Granite Shoals Mayor Will Skinner and Councilor Samantha Ortis during a special meeting of the City Council on Feb. 1 that included an executive session to evaluate City Manager Jeff Looney’s conduct. Another, similar session was held at the May 10 meeting. A disciplinary committee was formed to discuss Looney’s actions. Staff photo
Granite Shoals City Manager Jeff Looney might face disciplinary action, which could include termination. After a two-hour executive session at the Granite Shoals City Council meeting Tuesday, May 10, the council voted to form a disciplinary committee of four to attempt a reconciliation between Looney and Councilor Samantha Ortis. The issue will be revisited as an agenda item at the May 24 council meeting.
On the committee are Ortis, Looney, Mayor Will Skinner, and Councilor Eddie McCoy.
In his statement, he called Ortis’ behavior “slanderous and unprofessional.”
The tables turned with the most recent flareup, which involved Looney calling Ortis’ boss.
“My livelihood was, in my opinion, put at jeopardy because the city manager didn’t like my First Amendment right to freedom of speech and what I posted on social media,” Ortis said in the meeting. “So he called my boss. To me, to sit in (executive session) and listen to all of you, well, not all of you, several of you, make excuses for his actions, (to say), ‘It’s OK. We all make mistakes,’ in my opinion, that’s not OK.”
Councilor Phil Ort made a statement in open meeting supporting Ortis.
“In my opinion, the city manager crossed a line that you just do not cross,” he said. “I can’t agree with this course action.”
He was referring to the motion to meet in an attempt at reconciliation. The motion was made by Councilor Ron Munos and seconded by Councilor Steve Hougen.
“I believe a motion is a course of action to see if reconciliation can be made,” Hougen said in response. “We are all on this team.
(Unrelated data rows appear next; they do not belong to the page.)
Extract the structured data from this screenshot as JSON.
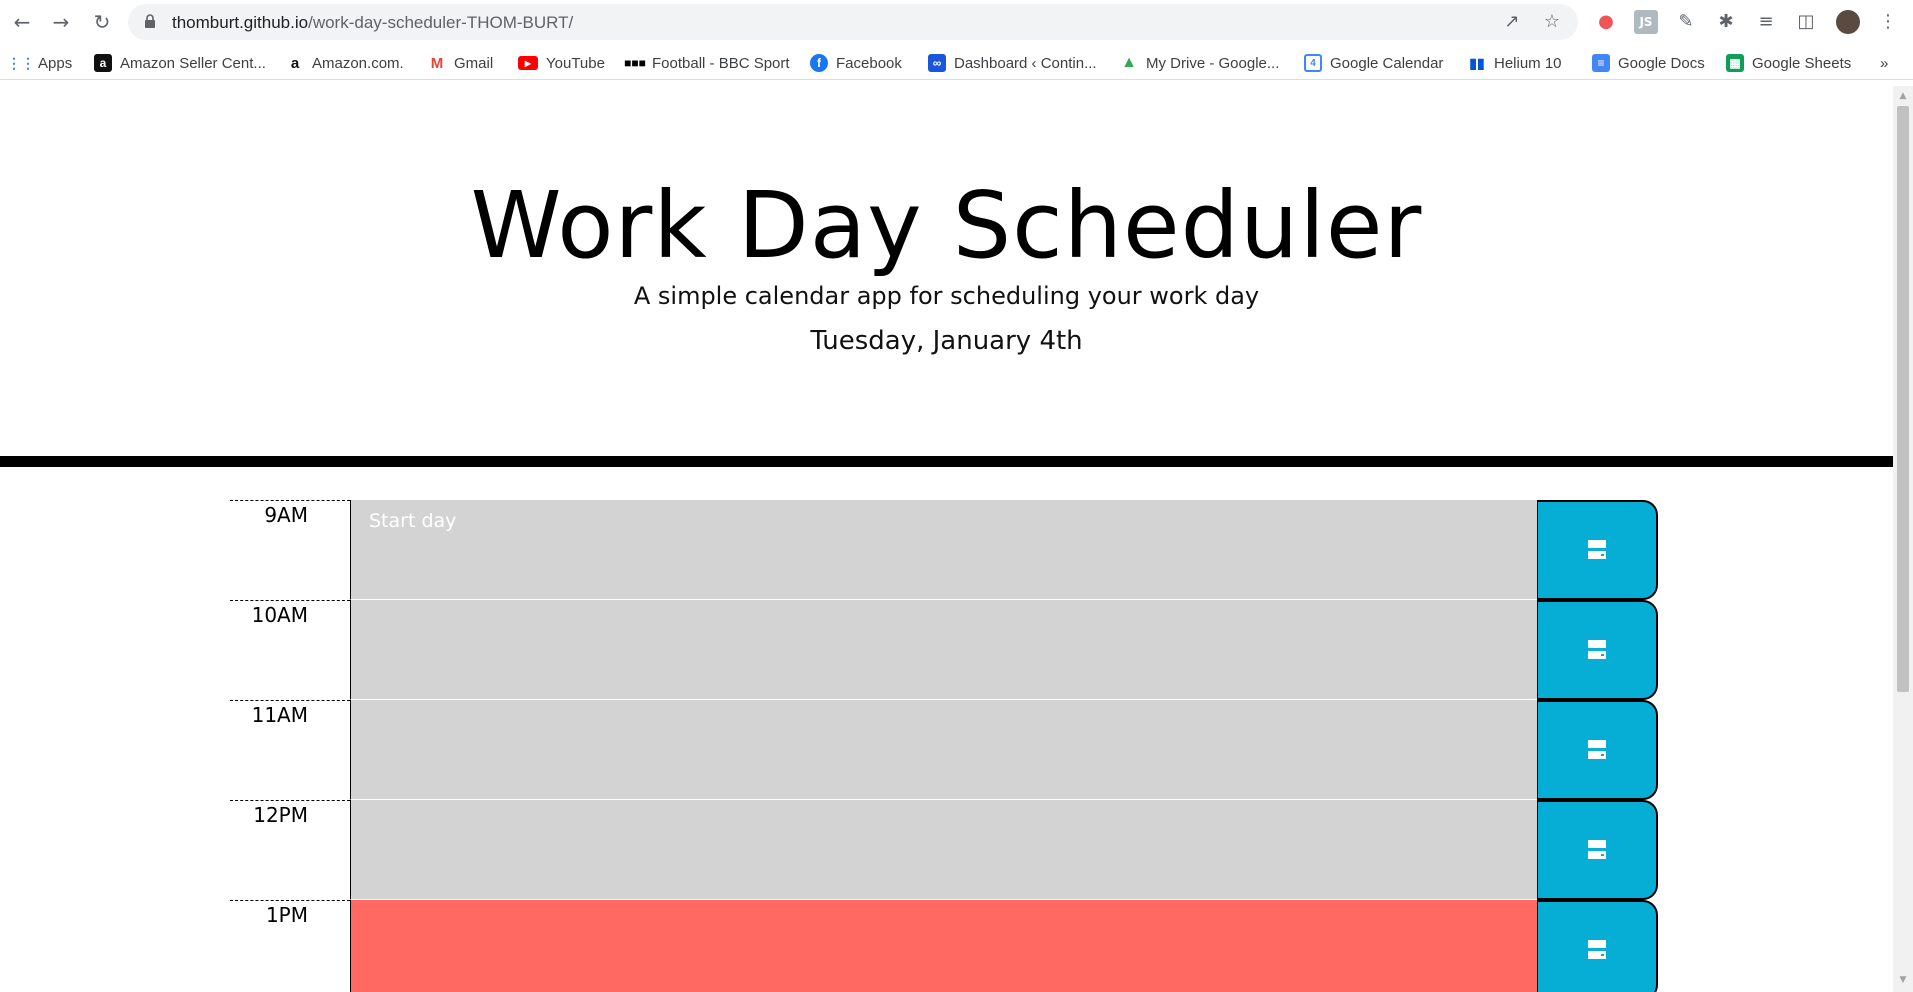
{
  "browser": {
    "url_host": "thomburt.github.io",
    "url_path": "/work-day-scheduler-THOM-BURT/",
    "bookmarks": [
      {
        "label": "Apps",
        "icon": "apps-grid-icon",
        "color": "#4285f4"
      },
      {
        "label": "Amazon Seller Cent...",
        "icon": "amazon-a-icon",
        "color": "#111111"
      },
      {
        "label": "Amazon.com.",
        "icon": "amazon-smile-icon",
        "color": "#ff9900"
      },
      {
        "label": "Gmail",
        "icon": "gmail-icon",
        "color": "#ea4335"
      },
      {
        "label": "YouTube",
        "icon": "youtube-icon",
        "color": "#ff0000"
      },
      {
        "label": "Football - BBC Sport",
        "icon": "bbc-icon",
        "color": "#000000"
      },
      {
        "label": "Facebook",
        "icon": "facebook-icon",
        "color": "#1877f2"
      },
      {
        "label": "Dashboard ‹ Contin...",
        "icon": "infinity-icon",
        "color": "#1a56db"
      },
      {
        "label": "My Drive - Google...",
        "icon": "google-drive-icon",
        "color": "#34a853"
      },
      {
        "label": "Google Calendar",
        "icon": "google-calendar-icon",
        "color": "#4285f4"
      },
      {
        "label": "Helium 10",
        "icon": "helium10-icon",
        "color": "#0055d4"
      },
      {
        "label": "Google Docs",
        "icon": "google-docs-icon",
        "color": "#4285f4"
      },
      {
        "label": "Google Sheets",
        "icon": "google-sheets-icon",
        "color": "#0f9d58"
      }
    ],
    "more_bookmarks": "»"
  },
  "header": {
    "title": "Work Day Scheduler",
    "lead": "A simple calendar app for scheduling your work day",
    "current_day": "Tuesday, January 4th"
  },
  "colors": {
    "past": "#d3d3d3",
    "present": "#ff6961",
    "save": "#06aed5"
  },
  "timeblocks": [
    {
      "hour": "9AM",
      "text": "Start day",
      "state": "past"
    },
    {
      "hour": "10AM",
      "text": "",
      "state": "past"
    },
    {
      "hour": "11AM",
      "text": "",
      "state": "past"
    },
    {
      "hour": "12PM",
      "text": "",
      "state": "past"
    },
    {
      "hour": "1PM",
      "text": "",
      "state": "present"
    }
  ]
}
We all need improvement.”
After some quiet back-and-forth talking between Mayor Skinner and Ortis, who sit next to each other at the dais, Ortis made a final statement.
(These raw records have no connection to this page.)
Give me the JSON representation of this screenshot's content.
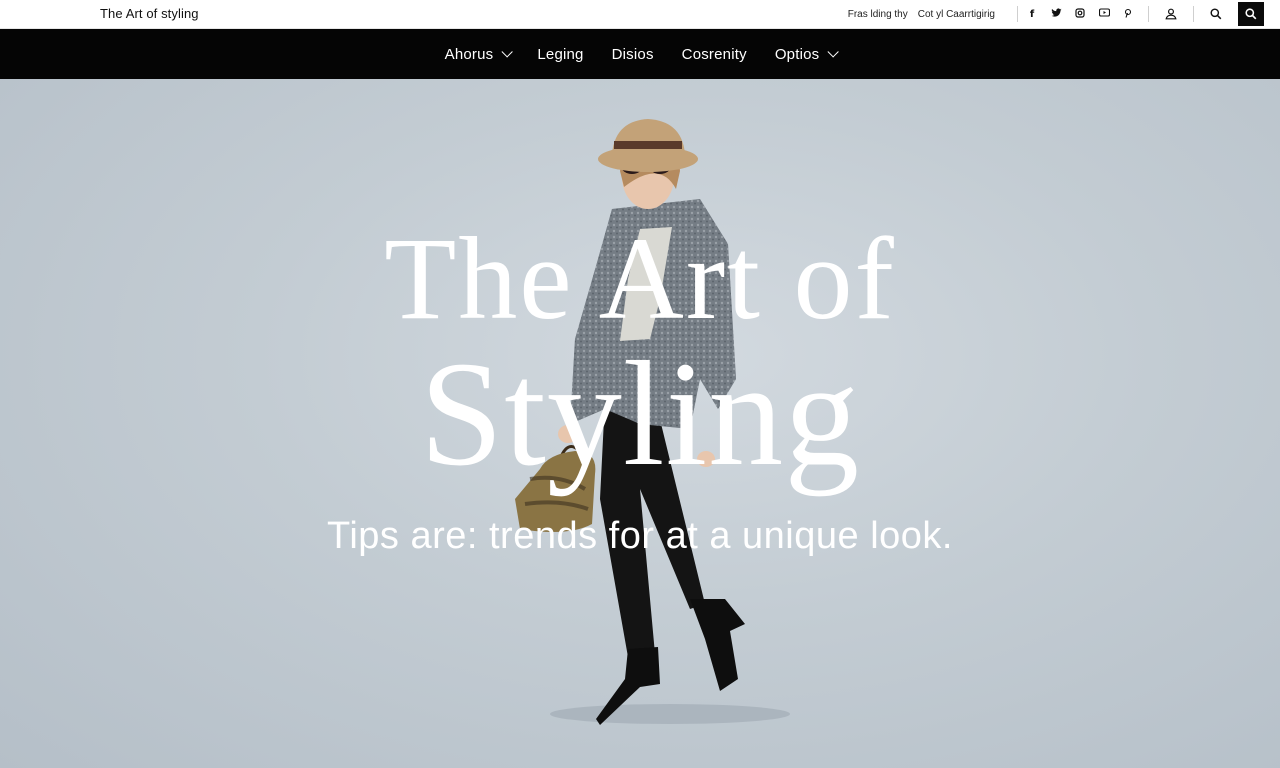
{
  "site": {
    "brand": "The Art of styling"
  },
  "utility": {
    "links": [
      "Fras lding thy",
      "Cot yl Caarrtigirig"
    ],
    "social_icons": [
      "facebook-icon",
      "twitter-icon",
      "instagram-icon",
      "youtube-icon",
      "pinterest-icon"
    ],
    "social_glyphs": [
      "f",
      "𝕥",
      "◎",
      "▭",
      "℗"
    ]
  },
  "nav": {
    "items": [
      {
        "label": "Ahorus",
        "has_dropdown": true
      },
      {
        "label": "Leging",
        "has_dropdown": false
      },
      {
        "label": "Disios",
        "has_dropdown": false
      },
      {
        "label": "Cosrenity",
        "has_dropdown": false
      },
      {
        "label": "Optios",
        "has_dropdown": true
      }
    ]
  },
  "hero": {
    "title_line1": "The Art of",
    "title_line2": "Styling",
    "tagline": "Tips are: trends for at a unique look."
  },
  "colors": {
    "nav_bg": "#050505",
    "hero_bg": "#c3ccd3",
    "hero_text": "#ffffff",
    "search_bg": "#0a0a0a"
  }
}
“I like your plan, Eddie, of just getting a group of people together to discuss the situation and see where we can go with that,” she said, referring to Councilor Eddie McCoy. “I also feel like, as the only female council member in the group here, and seeing the way that some of our other female park committee members are treated and some of our administration are treated, we are not spoken to the same way you guys are. We are not spoken about the same way you guys are.”
Her remarks received a round of applause from audience members who hung around for the unusually long executive session and late meeting.
Several members of the audience, including those on Zoom, spoke. One questioned whether anything would really be done.
“Disciplinary action can be up to termination,” Skinner answered. “We are not going to just give him a slap on the wrist.”
Ortis appeared to be a hard sell on forming a committee, though she acquiesced. She left the executive session at the halfway point and spent the last 45 minutes at the council dais texting and playing games on her phone with one of Skinner’s children.
After reconvening, council members seemed reluctant to openly discuss the issue until City Attorney Josh Katz said that, although he did not recommend talking about what was said in closed session, it was within their First Amendment right to freedom of speech to do so.
The motion to form a disciplinary committee was approved 7-0 with Councilor Bruce Jones voting via Zoom. He did not attend in person. The May 10 meeting will be Jones’ last regular meeting as he was defeated in the May 7 election by challenger Aaron Garcia. Along with Hougen and Ort, who were re-elected, Garcia will be sworn in at the May 24 regular meeting.